-- Opening Marker --
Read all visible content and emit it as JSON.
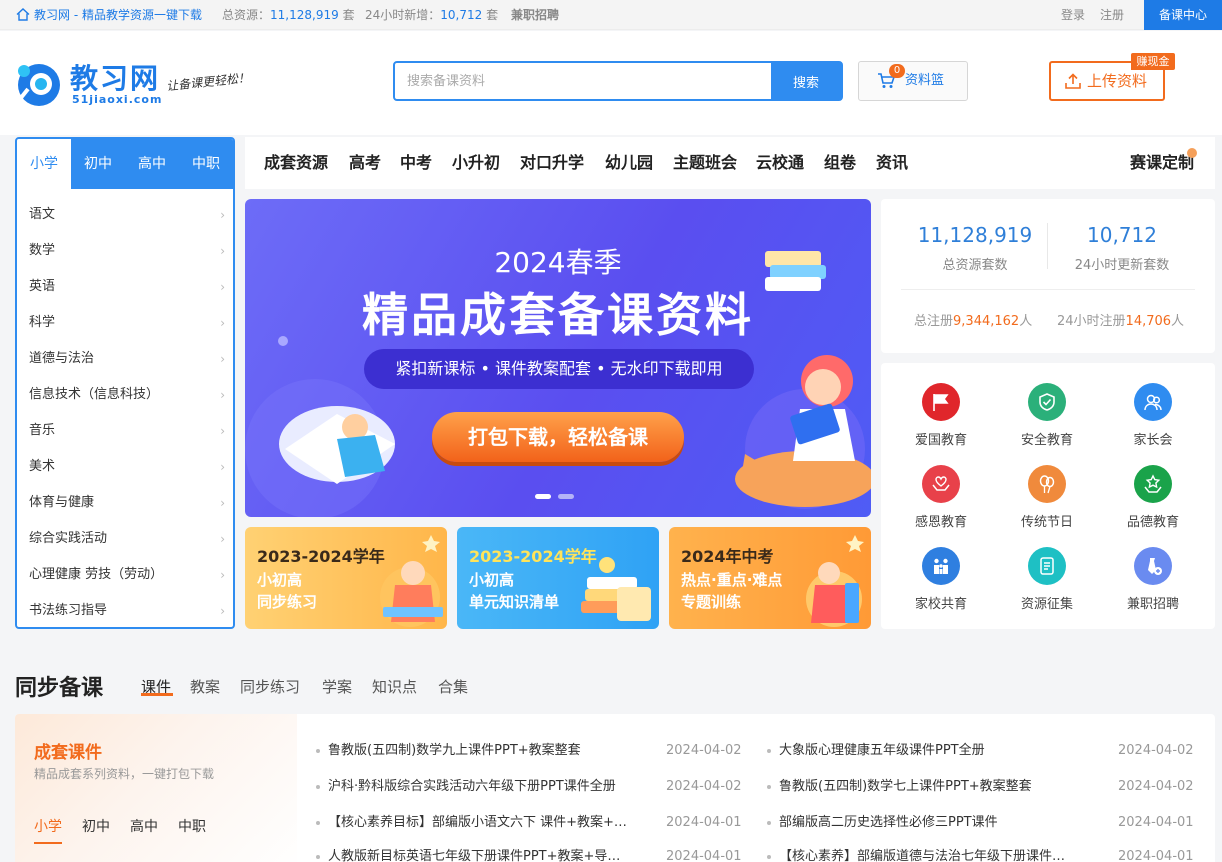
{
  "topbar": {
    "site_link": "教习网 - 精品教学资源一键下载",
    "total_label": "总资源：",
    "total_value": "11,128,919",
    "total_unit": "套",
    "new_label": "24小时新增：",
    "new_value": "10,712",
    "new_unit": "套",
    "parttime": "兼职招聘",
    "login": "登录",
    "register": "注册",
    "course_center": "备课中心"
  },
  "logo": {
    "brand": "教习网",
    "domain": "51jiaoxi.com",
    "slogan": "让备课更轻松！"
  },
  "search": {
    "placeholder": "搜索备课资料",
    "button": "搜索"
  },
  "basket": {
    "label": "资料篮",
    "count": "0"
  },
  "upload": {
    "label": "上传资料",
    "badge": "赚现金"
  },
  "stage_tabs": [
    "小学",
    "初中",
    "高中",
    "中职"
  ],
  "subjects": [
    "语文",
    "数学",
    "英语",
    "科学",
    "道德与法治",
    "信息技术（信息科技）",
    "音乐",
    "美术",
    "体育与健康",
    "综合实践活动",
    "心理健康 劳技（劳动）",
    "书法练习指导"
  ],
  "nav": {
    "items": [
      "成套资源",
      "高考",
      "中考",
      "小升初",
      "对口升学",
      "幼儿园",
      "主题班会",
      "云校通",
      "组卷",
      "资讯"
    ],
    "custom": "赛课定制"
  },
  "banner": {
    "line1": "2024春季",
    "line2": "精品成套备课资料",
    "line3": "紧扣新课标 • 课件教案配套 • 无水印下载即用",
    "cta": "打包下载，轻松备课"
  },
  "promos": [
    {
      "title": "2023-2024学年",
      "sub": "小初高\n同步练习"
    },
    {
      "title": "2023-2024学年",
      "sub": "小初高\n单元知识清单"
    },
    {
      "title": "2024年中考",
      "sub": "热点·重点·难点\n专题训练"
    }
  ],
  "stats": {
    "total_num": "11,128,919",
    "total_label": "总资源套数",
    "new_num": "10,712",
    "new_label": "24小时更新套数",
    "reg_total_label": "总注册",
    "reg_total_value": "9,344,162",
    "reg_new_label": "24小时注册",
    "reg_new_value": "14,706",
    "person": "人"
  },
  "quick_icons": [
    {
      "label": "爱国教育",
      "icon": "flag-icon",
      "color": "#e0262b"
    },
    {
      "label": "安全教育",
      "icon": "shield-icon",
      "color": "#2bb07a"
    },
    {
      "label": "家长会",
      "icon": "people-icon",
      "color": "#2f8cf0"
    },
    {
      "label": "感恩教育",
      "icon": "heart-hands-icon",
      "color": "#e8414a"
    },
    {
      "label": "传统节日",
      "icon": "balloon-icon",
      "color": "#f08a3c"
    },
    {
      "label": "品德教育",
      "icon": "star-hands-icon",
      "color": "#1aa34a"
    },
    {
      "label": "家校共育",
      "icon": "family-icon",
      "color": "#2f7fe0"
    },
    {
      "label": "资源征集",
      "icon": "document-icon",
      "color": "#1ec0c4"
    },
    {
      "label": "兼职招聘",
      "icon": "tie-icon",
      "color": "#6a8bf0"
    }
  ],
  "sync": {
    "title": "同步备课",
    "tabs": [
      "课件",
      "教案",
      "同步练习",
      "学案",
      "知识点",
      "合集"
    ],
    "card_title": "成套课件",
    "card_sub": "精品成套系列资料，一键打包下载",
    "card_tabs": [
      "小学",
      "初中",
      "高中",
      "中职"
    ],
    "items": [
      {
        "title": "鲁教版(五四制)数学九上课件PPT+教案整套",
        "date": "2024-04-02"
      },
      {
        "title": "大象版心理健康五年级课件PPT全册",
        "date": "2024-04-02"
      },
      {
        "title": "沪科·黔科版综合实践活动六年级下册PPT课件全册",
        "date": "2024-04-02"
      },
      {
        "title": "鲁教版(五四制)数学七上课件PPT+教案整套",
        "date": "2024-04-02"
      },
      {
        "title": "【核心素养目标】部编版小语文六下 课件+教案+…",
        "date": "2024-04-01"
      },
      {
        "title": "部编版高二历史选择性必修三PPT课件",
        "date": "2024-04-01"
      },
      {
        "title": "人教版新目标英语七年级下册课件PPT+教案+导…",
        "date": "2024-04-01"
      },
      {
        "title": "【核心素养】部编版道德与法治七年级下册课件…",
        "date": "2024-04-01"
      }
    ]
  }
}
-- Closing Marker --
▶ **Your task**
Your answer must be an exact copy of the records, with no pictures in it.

▶ **Output for this task**
Read all visible content and emit it as JSON.
{
  "topbar": {
    "site_link": "教习网 - 精品教学资源一键下载",
    "total_label": "总资源：",
    "total_value": "11,128,919",
    "total_unit": "套",
    "new_label": "24小时新增：",
    "new_value": "10,712",
    "new_unit": "套",
    "parttime": "兼职招聘",
    "login": "登录",
    "register": "注册",
    "course_center": "备课中心"
  },
  "logo": {
    "brand": "教习网",
    "domain": "51jiaoxi.com",
    "slogan": "让备课更轻松！"
  },
  "search": {
    "placeholder": "搜索备课资料",
    "button": "搜索"
  },
  "basket": {
    "label": "资料篮",
    "count": "0"
  },
  "upload": {
    "label": "上传资料",
    "badge": "赚现金"
  },
  "stage_tabs": [
    "小学",
    "初中",
    "高中",
    "中职"
  ],
  "subjects": [
    "语文",
    "数学",
    "英语",
    "科学",
    "道德与法治",
    "信息技术（信息科技）",
    "音乐",
    "美术",
    "体育与健康",
    "综合实践活动",
    "心理健康 劳技（劳动）",
    "书法练习指导"
  ],
  "nav": {
    "items": [
      "成套资源",
      "高考",
      "中考",
      "小升初",
      "对口升学",
      "幼儿园",
      "主题班会",
      "云校通",
      "组卷",
      "资讯"
    ],
    "custom": "赛课定制"
  },
  "banner": {
    "line1": "2024春季",
    "line2": "精品成套备课资料",
    "line3": "紧扣新课标 • 课件教案配套 • 无水印下载即用",
    "cta": "打包下载，轻松备课"
  },
  "promos": [
    {
      "title": "2023-2024学年",
      "sub": "小初高\n同步练习"
    },
    {
      "title": "2023-2024学年",
      "sub": "小初高\n单元知识清单"
    },
    {
      "title": "2024年中考",
      "sub": "热点·重点·难点\n专题训练"
    }
  ],
  "stats": {
    "total_num": "11,128,919",
    "total_label": "总资源套数",
    "new_num": "10,712",
    "new_label": "24小时更新套数",
    "reg_total_label": "总注册",
    "reg_total_value": "9,344,162",
    "reg_new_label": "24小时注册",
    "reg_new_value": "14,706",
    "person": "人"
  },
  "quick_icons": [
    {
      "label": "爱国教育",
      "icon": "flag-icon",
      "color": "#e0262b"
    },
    {
      "label": "安全教育",
      "icon": "shield-icon",
      "color": "#2bb07a"
    },
    {
      "label": "家长会",
      "icon": "people-icon",
      "color": "#2f8cf0"
    },
    {
      "label": "感恩教育",
      "icon": "heart-hands-icon",
      "color": "#e8414a"
    },
    {
      "label": "传统节日",
      "icon": "balloon-icon",
      "color": "#f08a3c"
    },
    {
      "label": "品德教育",
      "icon": "star-hands-icon",
      "color": "#1aa34a"
    },
    {
      "label": "家校共育",
      "icon": "family-icon",
      "color": "#2f7fe0"
    },
    {
      "label": "资源征集",
      "icon": "document-icon",
      "color": "#1ec0c4"
    },
    {
      "label": "兼职招聘",
      "icon": "tie-icon",
      "color": "#6a8bf0"
    }
  ],
  "sync": {
    "title": "同步备课",
    "tabs": [
      "课件",
      "教案",
      "同步练习",
      "学案",
      "知识点",
      "合集"
    ],
    "card_title": "成套课件",
    "card_sub": "精品成套系列资料，一键打包下载",
    "card_tabs": [
      "小学",
      "初中",
      "高中",
      "中职"
    ],
    "items": [
      {
        "title": "鲁教版(五四制)数学九上课件PPT+教案整套",
        "date": "2024-04-02"
      },
      {
        "title": "大象版心理健康五年级课件PPT全册",
        "date": "2024-04-02"
      },
      {
        "title": "沪科·黔科版综合实践活动六年级下册PPT课件全册",
        "date": "2024-04-02"
      },
      {
        "title": "鲁教版(五四制)数学七上课件PPT+教案整套",
        "date": "2024-04-02"
      },
      {
        "title": "【核心素养目标】部编版小语文六下 课件+教案+…",
        "date": "2024-04-01"
      },
      {
        "title": "部编版高二历史选择性必修三PPT课件",
        "date": "2024-04-01"
      },
      {
        "title": "人教版新目标英语七年级下册课件PPT+教案+导…",
        "date": "2024-04-01"
      },
      {
        "title": "【核心素养】部编版道德与法治七年级下册课件…",
        "date": "2024-04-01"
      }
    ]
  }
}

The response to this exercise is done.